Our inexplicable forgiveness affords the fashion industry a great opportunity to learn. This is not the kind of forgiveness that perpetuates misogyny and racism; this forgiveness allows for self-assessment and intercultural awareness. Following the balaclava blunder, Michele took full responsibility and announced the initiation of inclusion and equity advisory council, the hiring of a diversity chief, and a thorough review of the fashion houses’ design practices. It seems cancel culture graciously abstained, and Michele transformed the unfortunate sweater incident into a historical learning experience for the entire fashion industry. Since the incident, Michele and his brand has continuously unveiled daring looks, respectfully weaving together a plethora of historical and cultural references. Michele surely would not have been able to learn from his mistakes without forgiveness. Cancel culture does not just correct errors; it destroys the wrongdoers.

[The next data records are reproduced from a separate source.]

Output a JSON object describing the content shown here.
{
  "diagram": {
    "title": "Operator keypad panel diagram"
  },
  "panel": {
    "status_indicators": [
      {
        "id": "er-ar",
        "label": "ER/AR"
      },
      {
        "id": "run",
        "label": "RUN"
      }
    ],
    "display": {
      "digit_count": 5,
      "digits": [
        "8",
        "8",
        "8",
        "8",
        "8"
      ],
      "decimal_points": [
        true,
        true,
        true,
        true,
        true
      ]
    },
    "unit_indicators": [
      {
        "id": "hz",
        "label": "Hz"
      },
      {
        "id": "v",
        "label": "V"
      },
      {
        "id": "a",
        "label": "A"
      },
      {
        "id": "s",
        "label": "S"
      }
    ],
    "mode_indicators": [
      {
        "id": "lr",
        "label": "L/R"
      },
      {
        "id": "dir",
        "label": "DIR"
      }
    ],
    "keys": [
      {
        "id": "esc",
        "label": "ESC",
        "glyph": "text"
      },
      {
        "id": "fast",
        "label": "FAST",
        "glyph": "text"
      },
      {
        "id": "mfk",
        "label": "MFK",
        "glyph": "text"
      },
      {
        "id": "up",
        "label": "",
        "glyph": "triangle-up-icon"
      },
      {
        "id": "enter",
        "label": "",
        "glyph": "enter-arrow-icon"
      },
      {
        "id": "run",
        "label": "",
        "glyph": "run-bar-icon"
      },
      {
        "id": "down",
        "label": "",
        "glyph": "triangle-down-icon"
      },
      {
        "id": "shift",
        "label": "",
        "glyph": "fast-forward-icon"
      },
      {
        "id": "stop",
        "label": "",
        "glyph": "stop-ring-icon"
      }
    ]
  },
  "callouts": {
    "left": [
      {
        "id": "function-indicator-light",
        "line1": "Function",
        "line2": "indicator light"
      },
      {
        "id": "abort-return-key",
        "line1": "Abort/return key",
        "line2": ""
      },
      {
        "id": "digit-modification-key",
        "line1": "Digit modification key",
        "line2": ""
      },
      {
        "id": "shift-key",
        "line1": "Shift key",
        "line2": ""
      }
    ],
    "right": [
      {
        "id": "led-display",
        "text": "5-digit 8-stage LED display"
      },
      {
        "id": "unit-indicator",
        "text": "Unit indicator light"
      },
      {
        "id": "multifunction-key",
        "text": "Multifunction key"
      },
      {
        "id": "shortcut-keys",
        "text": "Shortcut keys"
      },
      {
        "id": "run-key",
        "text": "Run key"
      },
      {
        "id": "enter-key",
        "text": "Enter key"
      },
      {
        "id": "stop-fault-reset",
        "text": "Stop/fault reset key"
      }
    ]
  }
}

The legendary Naomi Campbell has been forgiven many times. Perhaps the public pitied Campbell, attributing her malice to substance abuse problems and the bullying she received as a child. The supermodel has retired the “Naomi hit me” tee and learned from her mistakes. Campbell leads a slightly less glamorous life and focuses on giving back through charities such as the Nelson Mandela Children’s Fund and Made in Africa. Naomi Campbell does not merely possess a “magic runway boom boom” as Vogue once noted. She has a powerful voice and implores the world to refocus its collective perspective of African countries. One speech, interview, and television appearance at a time, Campbell aims to amend the western narrative of a downtrodden Africa and encourages the western world to explore and celebrate the cultural richness of the enormous continent. Perhaps unintentionally, Campbell is also rewriting her own story, transforming from an enfant terrible to a force of positive social change.